Data about app and page elements
:::::

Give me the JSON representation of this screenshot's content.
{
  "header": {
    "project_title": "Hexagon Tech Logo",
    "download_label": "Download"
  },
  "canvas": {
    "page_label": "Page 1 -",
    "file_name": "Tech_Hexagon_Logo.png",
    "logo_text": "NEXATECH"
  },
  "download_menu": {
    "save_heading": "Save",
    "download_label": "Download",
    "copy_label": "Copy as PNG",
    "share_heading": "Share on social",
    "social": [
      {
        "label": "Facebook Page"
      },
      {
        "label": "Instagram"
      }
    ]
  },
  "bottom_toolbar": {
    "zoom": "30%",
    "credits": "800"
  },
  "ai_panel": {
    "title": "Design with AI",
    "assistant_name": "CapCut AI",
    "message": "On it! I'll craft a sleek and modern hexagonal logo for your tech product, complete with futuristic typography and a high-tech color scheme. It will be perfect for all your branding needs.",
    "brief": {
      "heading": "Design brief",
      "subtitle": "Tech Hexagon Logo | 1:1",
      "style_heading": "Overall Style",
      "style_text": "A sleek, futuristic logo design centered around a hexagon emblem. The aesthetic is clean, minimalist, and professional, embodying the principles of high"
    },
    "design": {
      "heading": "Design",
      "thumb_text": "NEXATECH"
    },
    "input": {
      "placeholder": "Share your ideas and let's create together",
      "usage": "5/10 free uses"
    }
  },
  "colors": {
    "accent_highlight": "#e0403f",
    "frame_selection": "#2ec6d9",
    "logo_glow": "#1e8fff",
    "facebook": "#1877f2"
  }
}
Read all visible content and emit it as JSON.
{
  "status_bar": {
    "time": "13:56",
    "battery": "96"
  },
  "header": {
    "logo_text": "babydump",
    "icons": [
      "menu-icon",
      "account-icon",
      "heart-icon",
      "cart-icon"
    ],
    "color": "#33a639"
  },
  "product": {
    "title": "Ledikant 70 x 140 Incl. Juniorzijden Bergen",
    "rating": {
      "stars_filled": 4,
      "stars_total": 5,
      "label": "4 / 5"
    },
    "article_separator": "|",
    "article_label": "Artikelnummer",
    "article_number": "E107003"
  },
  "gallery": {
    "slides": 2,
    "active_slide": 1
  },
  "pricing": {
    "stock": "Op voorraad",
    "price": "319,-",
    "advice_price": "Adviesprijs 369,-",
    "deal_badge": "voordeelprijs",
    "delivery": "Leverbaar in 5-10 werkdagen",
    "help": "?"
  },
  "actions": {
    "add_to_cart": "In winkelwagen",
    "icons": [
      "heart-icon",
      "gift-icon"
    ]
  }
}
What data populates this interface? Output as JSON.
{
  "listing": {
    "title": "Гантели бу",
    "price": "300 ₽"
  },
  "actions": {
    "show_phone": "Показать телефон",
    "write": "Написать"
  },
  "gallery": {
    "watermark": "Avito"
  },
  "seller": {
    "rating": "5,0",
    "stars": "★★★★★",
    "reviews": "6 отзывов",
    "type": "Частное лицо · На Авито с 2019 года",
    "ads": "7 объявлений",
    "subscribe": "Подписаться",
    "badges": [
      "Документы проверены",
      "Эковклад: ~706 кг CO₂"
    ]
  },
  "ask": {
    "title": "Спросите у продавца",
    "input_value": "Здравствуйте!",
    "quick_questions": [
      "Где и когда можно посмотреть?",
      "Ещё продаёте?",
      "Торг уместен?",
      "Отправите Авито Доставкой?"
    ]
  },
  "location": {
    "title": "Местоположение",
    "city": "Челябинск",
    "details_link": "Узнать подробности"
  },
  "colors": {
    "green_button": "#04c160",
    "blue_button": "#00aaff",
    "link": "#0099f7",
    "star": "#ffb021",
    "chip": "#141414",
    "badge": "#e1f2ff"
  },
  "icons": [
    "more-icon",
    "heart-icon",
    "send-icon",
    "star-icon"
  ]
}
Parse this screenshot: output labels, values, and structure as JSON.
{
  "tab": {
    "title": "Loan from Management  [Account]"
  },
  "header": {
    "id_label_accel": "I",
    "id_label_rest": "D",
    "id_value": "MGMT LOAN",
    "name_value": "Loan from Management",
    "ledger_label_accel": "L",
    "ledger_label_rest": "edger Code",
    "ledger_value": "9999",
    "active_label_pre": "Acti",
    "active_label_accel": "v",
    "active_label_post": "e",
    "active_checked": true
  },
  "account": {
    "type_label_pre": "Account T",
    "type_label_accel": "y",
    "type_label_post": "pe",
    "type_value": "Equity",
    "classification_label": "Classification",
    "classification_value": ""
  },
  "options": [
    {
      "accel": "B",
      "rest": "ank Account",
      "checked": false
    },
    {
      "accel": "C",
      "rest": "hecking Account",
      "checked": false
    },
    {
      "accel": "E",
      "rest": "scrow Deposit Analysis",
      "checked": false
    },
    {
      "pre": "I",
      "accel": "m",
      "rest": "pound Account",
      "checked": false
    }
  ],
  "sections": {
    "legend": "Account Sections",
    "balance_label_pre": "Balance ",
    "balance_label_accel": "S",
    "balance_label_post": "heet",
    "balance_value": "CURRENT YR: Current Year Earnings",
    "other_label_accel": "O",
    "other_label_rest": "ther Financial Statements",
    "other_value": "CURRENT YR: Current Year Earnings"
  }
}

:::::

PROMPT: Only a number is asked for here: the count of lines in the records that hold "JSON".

SOLUTION FOR THIS TASK: 4